Economics and the Rule of Law. I propose that there are three reasons why the Rule of Law is crucial. Crucial to our understanding of the subject of law and crucial to the advancement of people everywhere.
The first reason is that it is a logically sound and fair basis upon which a society and system of government should be based. In other words, “it’s the right thing to do!”
The second reason is a foundational reason; the Rule of Law is the foundation of all other rights. Many organizations have Corporate Social Responsibility programs; Anti-Human Trafficking policies, Environment Policies, anti-corruption policies etc. etc. But without the elements of the Rule of Law I have outlined, those policies are just words on a piece of paper, without any real effect or power. You can’t actually achieve anything in all those other areas without having the foundation of the Rule of Law in place. Or, at the very least, progress in those other areas is delayed or obstructed.

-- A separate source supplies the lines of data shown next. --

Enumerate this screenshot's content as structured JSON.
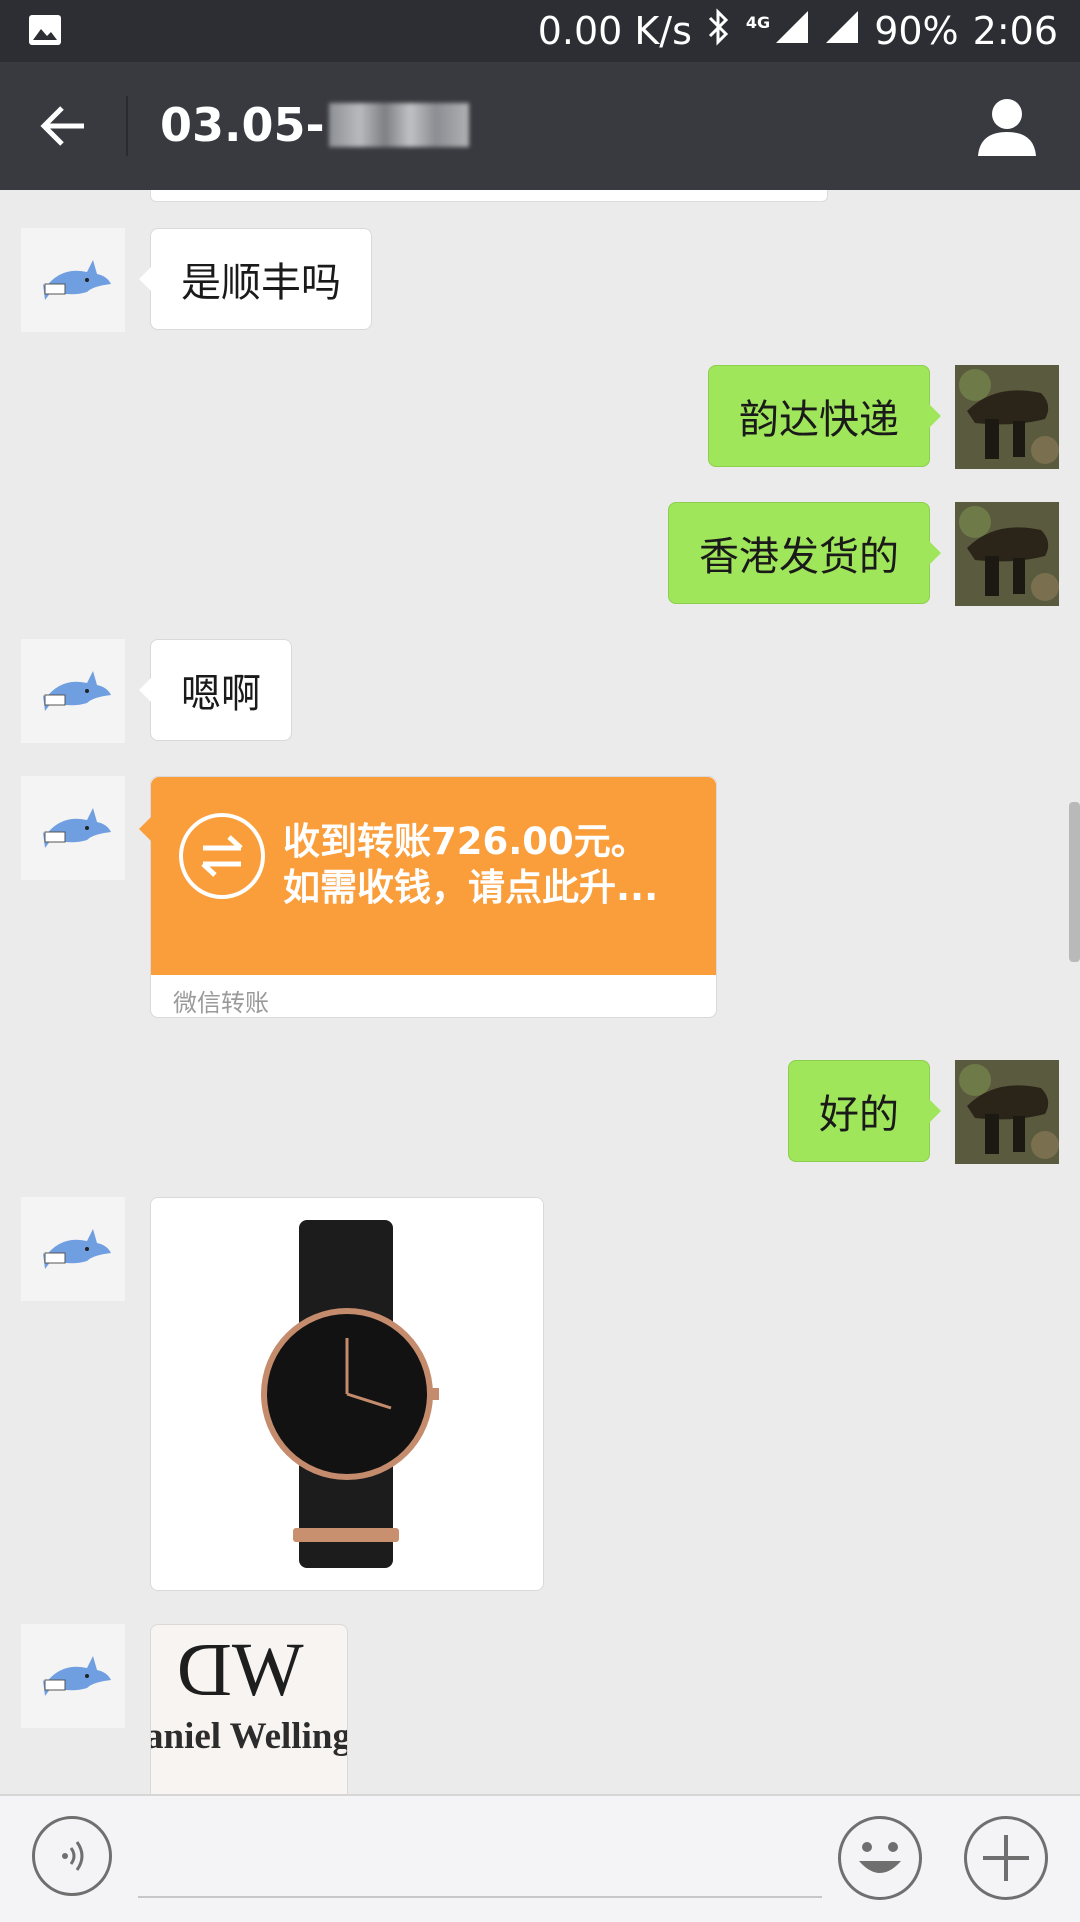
{
  "status_bar": {
    "network_speed": "0.00 K/s",
    "network_type": "4G",
    "battery": "90%",
    "time": "2:06"
  },
  "header": {
    "title_prefix": "03.05-",
    "title_masked_char": "张"
  },
  "messages": [
    {
      "side": "left",
      "type": "text",
      "text": "是顺丰吗"
    },
    {
      "side": "right",
      "type": "text",
      "text": "韵达快递"
    },
    {
      "side": "right",
      "type": "text",
      "text": "香港发货的"
    },
    {
      "side": "left",
      "type": "text",
      "text": "嗯啊"
    },
    {
      "side": "left",
      "type": "transfer",
      "line1": "收到转账726.00元。",
      "line2": "如需收钱，请点此升...",
      "footer": "微信转账"
    },
    {
      "side": "right",
      "type": "text",
      "text": "好的"
    },
    {
      "side": "left",
      "type": "image",
      "subject": "watch-image"
    },
    {
      "side": "left",
      "type": "image",
      "subject": "brand-logo-image",
      "logo_text": "DW",
      "brand_text": "aniel Wellingt"
    }
  ],
  "colors": {
    "header_bg": "#393a3f",
    "status_bg": "#2d2e33",
    "chat_bg": "#ebebeb",
    "sent_bubble": "#9fe65a",
    "transfer_orange": "#fa9d3b"
  }
}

No Rule of Law - no contract system. No Rule of Law - no land law process. No Rule of Law - no protection against personal injury. No Rule of Law - no environmental protection, and so on.

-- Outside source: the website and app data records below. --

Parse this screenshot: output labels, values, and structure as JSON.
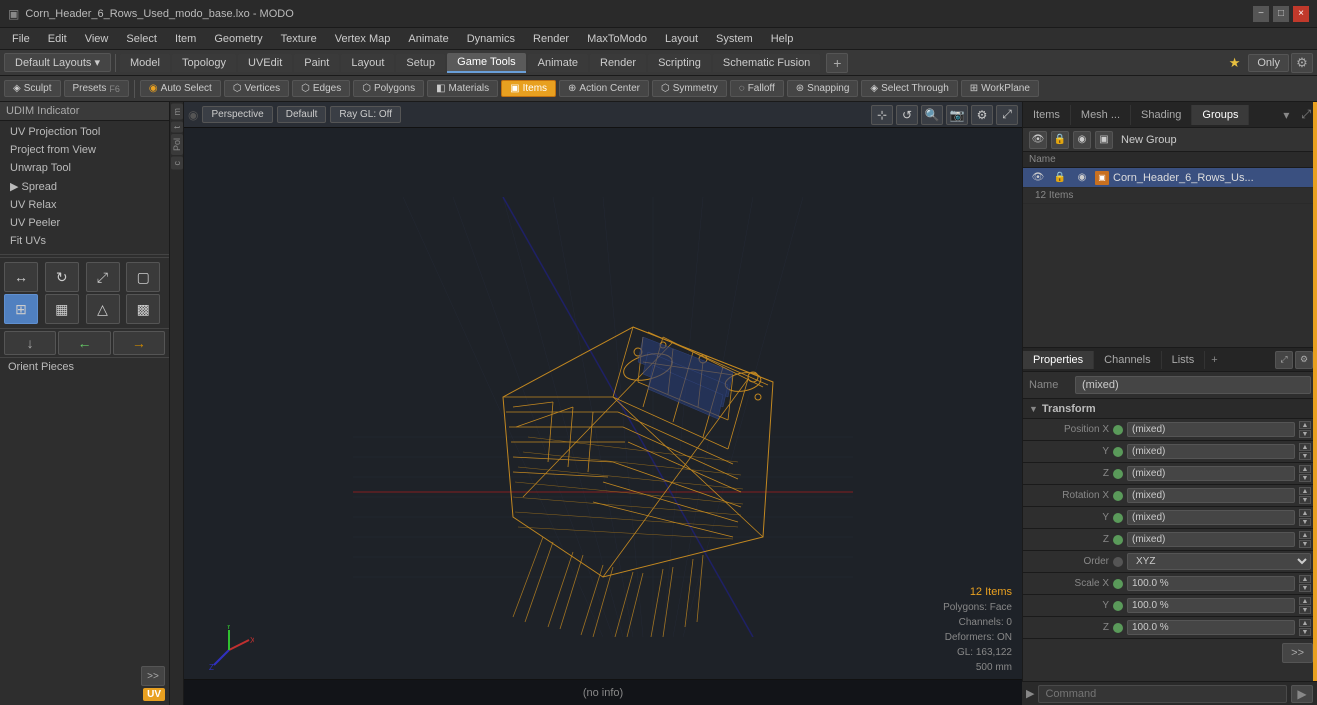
{
  "titlebar": {
    "title": "Corn_Header_6_Rows_Used_modo_base.lxo - MODO",
    "minimize": "−",
    "maximize": "□",
    "close": "×"
  },
  "menubar": {
    "items": [
      "File",
      "Edit",
      "View",
      "Select",
      "Item",
      "Geometry",
      "Texture",
      "Vertex Map",
      "Animate",
      "Dynamics",
      "Render",
      "MaxToModo",
      "Layout",
      "System",
      "Help"
    ]
  },
  "toolbar": {
    "layout_label": "Default Layouts ▾",
    "tabs": [
      "Model",
      "Topology",
      "UVEdit",
      "Paint",
      "Layout",
      "Setup",
      "Game Tools",
      "Animate",
      "Render",
      "Scripting",
      "Schematic Fusion"
    ],
    "active_tab": "Game Tools",
    "plus_label": "+",
    "star_label": "★",
    "only_label": "Only",
    "gear_label": "⚙"
  },
  "tool_toolbar": {
    "sculpt_label": "Sculpt",
    "presets_label": "Presets",
    "f6_label": "F6",
    "auto_select": "Auto Select",
    "vertices": "Vertices",
    "edges": "Edges",
    "polygons": "Polygons",
    "materials": "Materials",
    "items": "Items",
    "action_center": "Action Center",
    "symmetry": "Symmetry",
    "falloff": "Falloff",
    "snapping": "Snapping",
    "select_through": "Select Through",
    "workplane": "WorkPlane"
  },
  "left_panel": {
    "header": "UDIM Indicator",
    "items": [
      "UV Projection Tool",
      "Project from View",
      "Unwrap Tool",
      "▶ Spread",
      "UV Relax",
      "UV Peeler",
      "Fit UVs"
    ]
  },
  "viewport": {
    "perspective_label": "Perspective",
    "default_label": "Default",
    "ray_gl_label": "Ray GL: Off",
    "status_info": "(no info)"
  },
  "info_overlay": {
    "items_count": "12 Items",
    "polygons": "Polygons: Face",
    "channels": "Channels: 0",
    "deformers": "Deformers: ON",
    "gl_info": "GL: 163,122",
    "size": "500 mm"
  },
  "right_panel": {
    "tabs": [
      "Items",
      "Mesh ...",
      "Shading",
      "Groups"
    ],
    "active_tab": "Groups",
    "new_group_label": "New Group",
    "name_column": "Name",
    "item_name": "Corn_Header_6_Rows_Us...",
    "item_count": "12 Items"
  },
  "properties": {
    "tabs": [
      "Properties",
      "Channels",
      "Lists"
    ],
    "active_tab": "Properties",
    "plus_label": "+",
    "name_label": "Name",
    "name_value": "(mixed)",
    "transform_section": "Transform",
    "fields": [
      {
        "label": "Position X",
        "value": "(mixed)"
      },
      {
        "label": "Y",
        "value": "(mixed)"
      },
      {
        "label": "Z",
        "value": "(mixed)"
      },
      {
        "label": "Rotation X",
        "value": "(mixed)"
      },
      {
        "label": "Y",
        "value": "(mixed)"
      },
      {
        "label": "Z",
        "value": "(mixed)"
      },
      {
        "label": "Order",
        "value": "XYZ",
        "type": "select"
      },
      {
        "label": "Scale X",
        "value": "100.0 %"
      },
      {
        "label": "Y",
        "value": "100.0 %"
      },
      {
        "label": "Z",
        "value": "100.0 %"
      }
    ]
  },
  "command_bar": {
    "placeholder": "Command",
    "run_icon": "▶"
  },
  "colors": {
    "accent_orange": "#e8a020",
    "active_blue": "#3a5080",
    "viewport_bg": "#1e2228"
  }
}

The third reason is one I will turn to now; the economic argument. I have to make a quick point here. I am not looking at the “economics of laws”, which is an entirely different subject. I’m looking at the economic effect of the Rule of Law.
Douglass North, winner of the Nobel Prize in economics in 1993, wrote about the importance of the Rule of Law in his book "Institutions, Institutional Change and Economic Performance." He wrote that a major consequence of the absence of the Rule of Law is the inability of societies to develop low-cost effective institutions that are able to reduce transaction costs. High transaction costs causes economic stagnation. An excellent documentary by Hernando de Soto called “Unlikely Heroes of the Arab Spring” shows how the breakdown of such institutions by reason of corruption was a cause of the “Arab Spring” uprisings and how high cost institutions force people out of legal commercial activity and therefore out of investment opportunities.
Economists Daniel Kaufmann and Aart Kray wrote a paper called "Growth without Governance", published by the World Bank Institute. They showed a 300 percent dividend returned by a strong Rule of Law environment. Over the medium term they showed a country's income per capita rises by about 300 percent more if its governance is improved only by one standard deviation point (which is defined in the paper).
There is a logical point to consider as well. Where instability of a legal system reaches high or endemic levels, investment is reduced or disappears because the investment is incapable of being protected. Low investment results in low economic growth. Another way of saying this is that if you can’t get your contract enforced, why would you contract? If you can’t protect your investment, why would you invest? Of course, we should acknowledge that short-term gain is possible by the corrupt few. But over the medium term, the risk is high that the reward will be removed or the gain taken away and overall economic performance is lower. There is always someone who can bribe higher!
Whenever I connect low growth to low Rule of Law I already know the first question that springs to mind! If the Rule of Law is so good for the economy, why is one of the fastest growing world economies, China, growing so fast? Why does economic growth soar in some places seemingly lacking the Rule of Law and quality governance institutions?